He said he is impressed by Pope Francis' "reminders to the church and the world about the poor, people who are easily forgotten or put aside out of our mind and vision."
On the decision of Pope Benedict to resign, Levada said he believes that was "a giant step in regard to the future of the church and the future of the papacy, so that this particular question can be resolved by any future pope because of what he (Benedict) has done."
"I think that's a relief, certainly for someone who is in the Sistine Chapel and sees his name being put forward as a future pope, to have that in the back of his mind," he said.
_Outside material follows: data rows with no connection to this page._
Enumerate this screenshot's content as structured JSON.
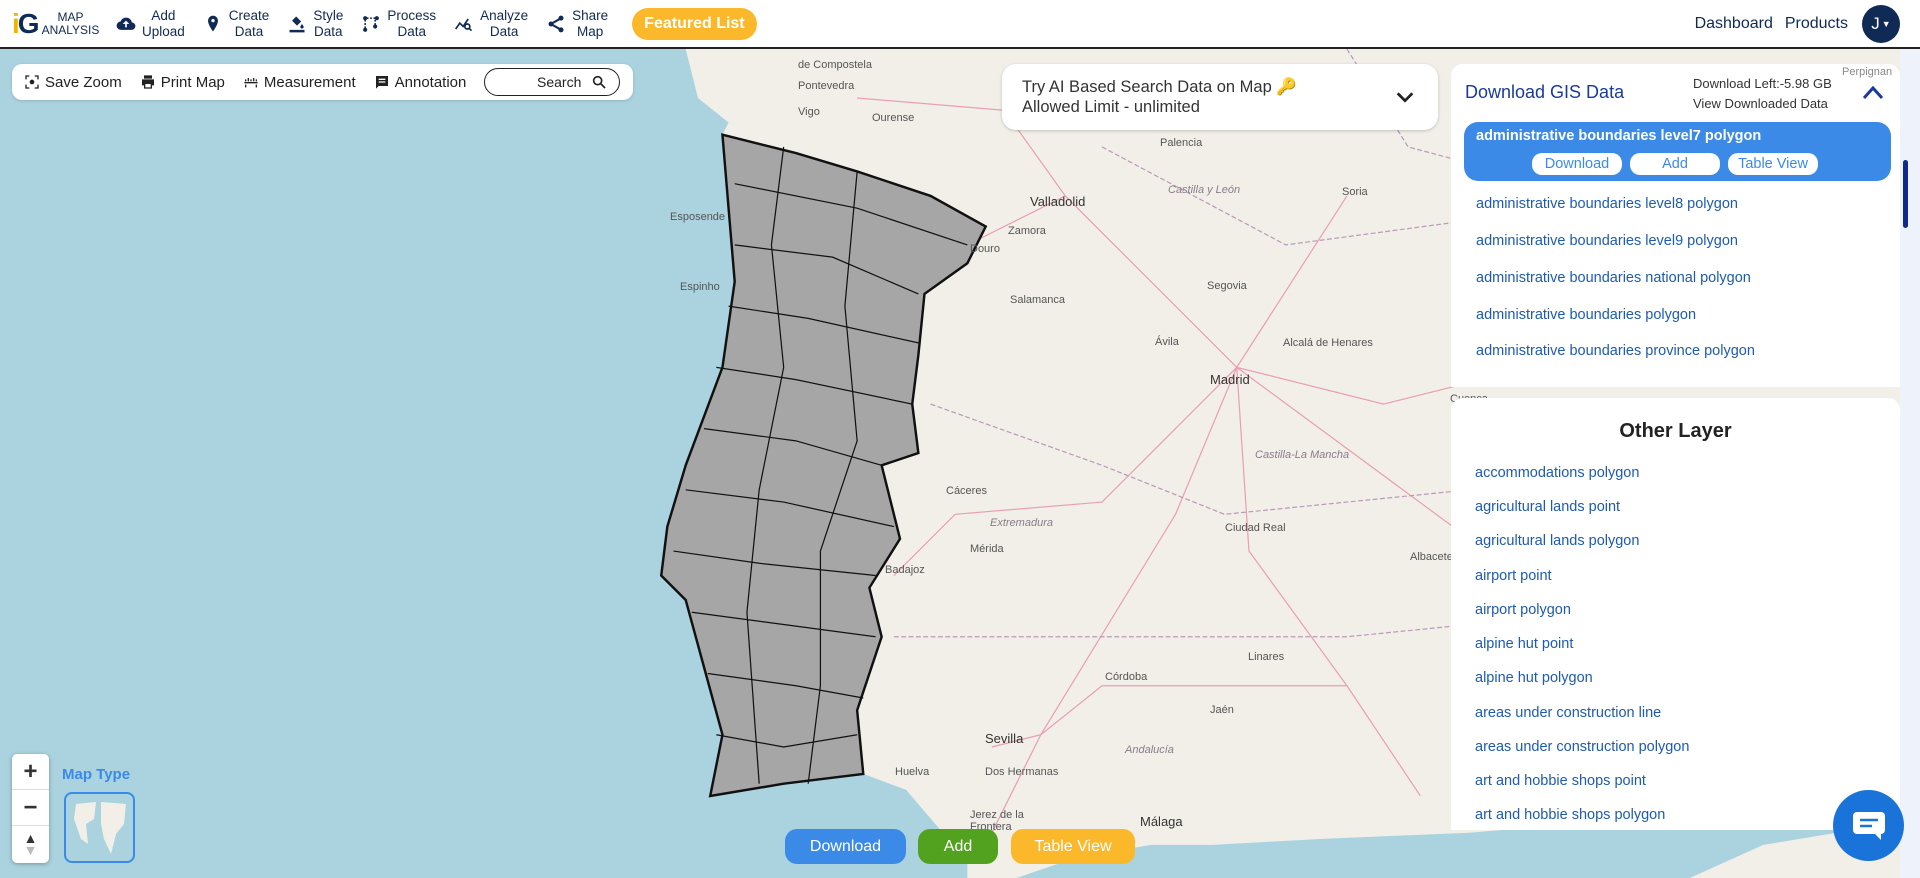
{
  "header": {
    "logo_text": "iG",
    "logo_line1": "MAP",
    "logo_line2": "ANALYSIS",
    "nav": [
      {
        "icon": "cloud-upload-icon",
        "line1": "Add",
        "line2": "Upload"
      },
      {
        "icon": "map-pin-icon",
        "line1": "Create",
        "line2": "Data"
      },
      {
        "icon": "paint-bucket-icon",
        "line1": "Style",
        "line2": "Data"
      },
      {
        "icon": "process-icon",
        "line1": "Process",
        "line2": "Data"
      },
      {
        "icon": "analyze-icon",
        "line1": "Analyze",
        "line2": "Data"
      },
      {
        "icon": "share-icon",
        "line1": "Share",
        "line2": "Map"
      }
    ],
    "featured_label": "Featured List",
    "dashboard_label": "Dashboard",
    "products_label": "Products",
    "avatar_initial": "J"
  },
  "toolbar": {
    "save_zoom": "Save Zoom",
    "print_map": "Print Map",
    "measurement": "Measurement",
    "annotation": "Annotation",
    "search_placeholder": "Search"
  },
  "ai_search": {
    "line1": "Try AI Based Search Data on Map",
    "line2": "Allowed Limit - unlimited"
  },
  "download_panel": {
    "title": "Download GIS Data",
    "download_left": "Download Left:-5.98 GB",
    "view_downloaded": "View Downloaded Data",
    "selected": {
      "name": "administrative boundaries level7 polygon",
      "download": "Download",
      "add": "Add",
      "table_view": "Table View"
    },
    "items": [
      "administrative boundaries level8 polygon",
      "administrative boundaries level9 polygon",
      "administrative boundaries national polygon",
      "administrative boundaries polygon",
      "administrative boundaries province polygon"
    ]
  },
  "other_layer": {
    "title": "Other Layer",
    "items": [
      "accommodations polygon",
      "agricultural lands point",
      "agricultural lands polygon",
      "airport point",
      "airport polygon",
      "alpine hut point",
      "alpine hut polygon",
      "areas under construction line",
      "areas under construction polygon",
      "art and hobbie shops point",
      "art and hobbie shops polygon"
    ]
  },
  "map": {
    "map_type_label": "Map Type",
    "zoom_in": "+",
    "zoom_out": "−",
    "colors": {
      "water": "#aad3df",
      "land": "#f2efe9",
      "selection": "#a6a6a6"
    },
    "labels": [
      "de Compostela",
      "Pontevedra",
      "Vigo",
      "Ourense",
      "Esposende",
      "Espinho",
      "Palencia",
      "Valladolid",
      "Soria",
      "Zamora",
      "Douro",
      "Salamanca",
      "Segovia",
      "Ávila",
      "Madrid",
      "Alcalá de Henares",
      "Cuenca",
      "Castilla y León",
      "Cáceres",
      "Extremadura",
      "Mérida",
      "Ciudad Real",
      "Castilla-La Mancha",
      "Badajoz",
      "Córdoba",
      "Jaén",
      "Linares",
      "Albacete",
      "Sevilla",
      "Andalucía",
      "Huelva",
      "Dos Hermanas",
      "Jerez de la Frontera",
      "Málaga",
      "Perpignan"
    ]
  },
  "bottom_buttons": {
    "download": "Download",
    "add": "Add",
    "table_view": "Table View"
  }
}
As head of the doctrinal congregation, Levada was responsible for dealing with cases of sexual abuse by priests and religious against minors. He described the role of Popes John Paul II and Benedict XVI as "decisive in helping us to meet the challenge."
"We found that, far from a Vatican cover-up, it was the forward-looking and cooperative work of the Vatican that helped the church in Ireland, the United States and other places," the cardinal said.
Responding to allegations that the congregation is sometimes heavy-handed, the cardinal said, "If you are working for the Congregation for the Doctrine of the Faith, it helps to have a pretty thick skin so that you aren't overly sensitive if you are criticized." However, he also said that the congregation should not be above criticism.
"We think that the work we do is helpful and useful, but we're always ready to say if we could've done better, we'll learn and do better next time," he said.
The cardinal said he believed many critics of the doctrinal congregation "are essentially critics of the faith, of Jesus, of God. I'm not trying to overstate the case, but I think we represent a challenge to a highly secularized mentality. We do our best to explain things with good reasons and take advantage of opportunities to publicize teachings," he said.
He described ensuring doctrinal orthodoxy as a work of "fraternal correction."
"Priests, religious and theologians -- people who have been given a charge, people who have been given the work of speaking with the authority of the church behind them -- cannot simply come out and say 'I don't accept this' or 'I don't like this.'
"They have a responsibility, otherwise they use their role to produce confusion, and people may hear them preaching from the pulpit or read what they write about something that's contrary to the faith," the cardinal said.
The California native was in Ireland to address a conference on adult faith formation in the light of the upcoming 20th anniversary of the Catechism of the Catholic Church. He said he has been disappointed that some people have been unwilling to embrace the catechism.
"There are still people in the church who say, 'Don't give that to me, or my people, it's too much for them.' I think they short-change people's educational level, and the hunger they have to be better educated in their faith, as many of them are educated in their work."
He said the new evangelization "depends on well-educated Catholics."
"Adult faith formation is the key to the new evangelization," he said. "People are not going to be able to evangelize confidently if they do not know their faith."